Available data START

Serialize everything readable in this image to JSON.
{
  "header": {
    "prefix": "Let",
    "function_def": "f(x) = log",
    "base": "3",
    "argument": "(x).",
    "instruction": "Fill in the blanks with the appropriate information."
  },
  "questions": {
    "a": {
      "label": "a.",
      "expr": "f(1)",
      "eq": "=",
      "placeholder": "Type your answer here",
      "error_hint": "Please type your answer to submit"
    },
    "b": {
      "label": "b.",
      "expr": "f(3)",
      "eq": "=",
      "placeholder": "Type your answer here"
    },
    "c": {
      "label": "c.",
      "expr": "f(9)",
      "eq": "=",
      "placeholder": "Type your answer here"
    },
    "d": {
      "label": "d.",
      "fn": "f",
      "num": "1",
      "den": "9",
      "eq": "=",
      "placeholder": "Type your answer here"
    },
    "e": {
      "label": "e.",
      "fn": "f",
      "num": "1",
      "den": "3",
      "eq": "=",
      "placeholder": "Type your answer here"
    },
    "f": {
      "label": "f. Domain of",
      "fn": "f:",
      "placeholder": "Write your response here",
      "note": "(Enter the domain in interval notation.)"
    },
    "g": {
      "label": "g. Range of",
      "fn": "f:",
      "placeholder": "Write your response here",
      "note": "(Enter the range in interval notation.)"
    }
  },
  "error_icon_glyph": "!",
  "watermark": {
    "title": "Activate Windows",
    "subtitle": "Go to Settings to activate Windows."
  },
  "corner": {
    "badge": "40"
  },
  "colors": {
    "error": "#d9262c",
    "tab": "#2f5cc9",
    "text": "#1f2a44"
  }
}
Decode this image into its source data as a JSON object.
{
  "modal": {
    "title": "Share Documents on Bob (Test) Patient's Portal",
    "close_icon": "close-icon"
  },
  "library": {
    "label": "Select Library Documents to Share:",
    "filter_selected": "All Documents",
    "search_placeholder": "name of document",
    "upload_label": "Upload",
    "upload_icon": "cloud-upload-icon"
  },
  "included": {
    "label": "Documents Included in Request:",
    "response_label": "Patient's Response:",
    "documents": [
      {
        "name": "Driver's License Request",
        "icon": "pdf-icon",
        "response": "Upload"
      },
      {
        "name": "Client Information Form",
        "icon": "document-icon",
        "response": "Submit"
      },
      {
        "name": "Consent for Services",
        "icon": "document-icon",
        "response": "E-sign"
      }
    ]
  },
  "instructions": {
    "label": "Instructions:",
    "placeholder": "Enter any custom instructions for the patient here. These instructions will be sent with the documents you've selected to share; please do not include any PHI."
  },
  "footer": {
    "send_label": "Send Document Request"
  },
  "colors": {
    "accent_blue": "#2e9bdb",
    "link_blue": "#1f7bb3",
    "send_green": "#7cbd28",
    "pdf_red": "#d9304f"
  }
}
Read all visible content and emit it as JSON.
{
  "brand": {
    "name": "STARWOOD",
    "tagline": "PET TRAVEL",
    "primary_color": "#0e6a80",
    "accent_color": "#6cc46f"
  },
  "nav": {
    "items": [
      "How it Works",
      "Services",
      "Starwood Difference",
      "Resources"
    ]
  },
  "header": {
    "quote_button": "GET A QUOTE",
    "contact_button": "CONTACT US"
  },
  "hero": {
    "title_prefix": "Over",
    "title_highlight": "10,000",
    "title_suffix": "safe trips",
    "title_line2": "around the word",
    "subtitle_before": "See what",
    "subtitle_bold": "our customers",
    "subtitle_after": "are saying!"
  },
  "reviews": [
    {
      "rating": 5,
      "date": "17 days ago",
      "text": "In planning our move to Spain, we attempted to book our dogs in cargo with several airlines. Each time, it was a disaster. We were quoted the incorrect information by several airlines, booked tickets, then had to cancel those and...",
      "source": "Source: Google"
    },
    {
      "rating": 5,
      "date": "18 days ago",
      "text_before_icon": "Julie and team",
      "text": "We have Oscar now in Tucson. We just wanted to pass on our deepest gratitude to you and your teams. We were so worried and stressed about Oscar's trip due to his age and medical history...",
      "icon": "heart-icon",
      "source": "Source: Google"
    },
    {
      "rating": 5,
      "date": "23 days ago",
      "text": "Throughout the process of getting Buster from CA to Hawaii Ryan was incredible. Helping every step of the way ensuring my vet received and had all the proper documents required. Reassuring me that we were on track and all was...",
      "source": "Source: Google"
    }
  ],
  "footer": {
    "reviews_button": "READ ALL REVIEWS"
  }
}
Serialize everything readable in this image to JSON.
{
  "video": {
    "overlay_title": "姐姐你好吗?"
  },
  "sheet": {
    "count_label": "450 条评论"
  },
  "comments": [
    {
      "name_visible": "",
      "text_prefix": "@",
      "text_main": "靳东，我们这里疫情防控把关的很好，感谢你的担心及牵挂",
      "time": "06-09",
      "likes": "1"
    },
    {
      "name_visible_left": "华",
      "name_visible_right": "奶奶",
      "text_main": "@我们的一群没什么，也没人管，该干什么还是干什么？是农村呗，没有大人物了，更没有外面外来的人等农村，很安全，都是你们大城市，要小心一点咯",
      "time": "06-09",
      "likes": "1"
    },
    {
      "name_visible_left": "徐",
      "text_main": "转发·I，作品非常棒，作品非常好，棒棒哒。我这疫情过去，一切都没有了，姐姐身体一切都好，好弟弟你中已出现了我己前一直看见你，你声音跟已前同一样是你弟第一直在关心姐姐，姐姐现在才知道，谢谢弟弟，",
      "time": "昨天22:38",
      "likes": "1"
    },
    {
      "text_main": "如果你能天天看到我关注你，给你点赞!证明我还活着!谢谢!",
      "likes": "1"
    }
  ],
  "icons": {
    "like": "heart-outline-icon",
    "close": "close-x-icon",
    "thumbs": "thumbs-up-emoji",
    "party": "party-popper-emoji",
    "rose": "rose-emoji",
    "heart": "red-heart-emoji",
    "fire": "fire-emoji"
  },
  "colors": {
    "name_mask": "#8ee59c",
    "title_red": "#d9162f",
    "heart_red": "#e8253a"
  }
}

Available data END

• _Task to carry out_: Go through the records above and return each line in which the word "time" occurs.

• _Solution for this exercise_:
      "text": "In planning our move to Spain, we attempted to book our dogs in cargo with several airlines. Each time, it was a disaster. We were quoted the incorrect information by several airlines, booked tickets, then had to cancel those and...",
      "time": "06-09",
      "time": "06-09",
      "time": "昨天22:38",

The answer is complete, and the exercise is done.